Problem to work on ▸
An exact copy of the records below is required, and it must contain no pictures.

Entries from a dataset of interfaces:
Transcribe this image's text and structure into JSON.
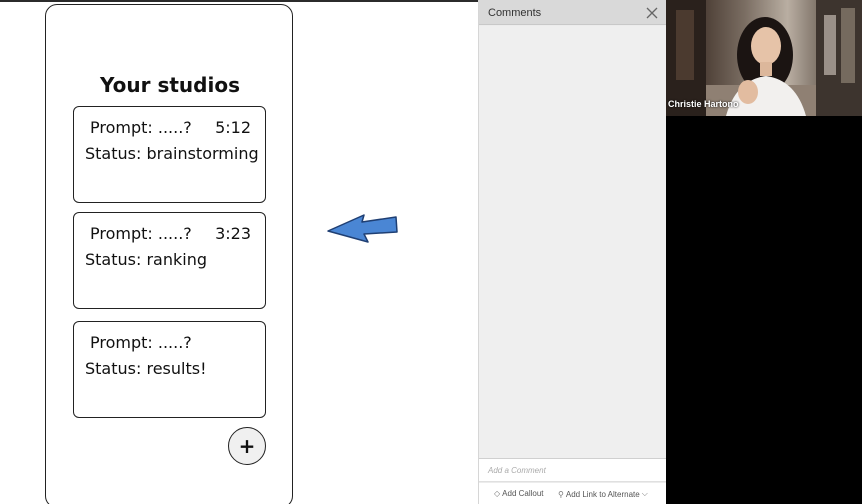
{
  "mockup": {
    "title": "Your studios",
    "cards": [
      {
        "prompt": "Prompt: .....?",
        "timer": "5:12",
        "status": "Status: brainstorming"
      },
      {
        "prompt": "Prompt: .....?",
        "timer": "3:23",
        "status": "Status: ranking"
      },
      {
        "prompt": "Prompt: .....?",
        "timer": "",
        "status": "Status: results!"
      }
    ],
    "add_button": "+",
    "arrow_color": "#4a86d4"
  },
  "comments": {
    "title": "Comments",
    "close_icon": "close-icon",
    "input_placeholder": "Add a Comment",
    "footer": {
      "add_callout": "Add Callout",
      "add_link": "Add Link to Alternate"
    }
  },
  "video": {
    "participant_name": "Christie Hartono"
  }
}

Expected output ▸
Transcribe this image's text and structure into JSON.
{
  "mockup": {
    "title": "Your studios",
    "cards": [
      {
        "prompt": "Prompt: .....?",
        "timer": "5:12",
        "status": "Status: brainstorming"
      },
      {
        "prompt": "Prompt: .....?",
        "timer": "3:23",
        "status": "Status: ranking"
      },
      {
        "prompt": "Prompt: .....?",
        "timer": "",
        "status": "Status: results!"
      }
    ],
    "add_button": "+",
    "arrow_color": "#4a86d4"
  },
  "comments": {
    "title": "Comments",
    "close_icon": "close-icon",
    "input_placeholder": "Add a Comment",
    "footer": {
      "add_callout": "Add Callout",
      "add_link": "Add Link to Alternate"
    }
  },
  "video": {
    "participant_name": "Christie Hartono"
  }
}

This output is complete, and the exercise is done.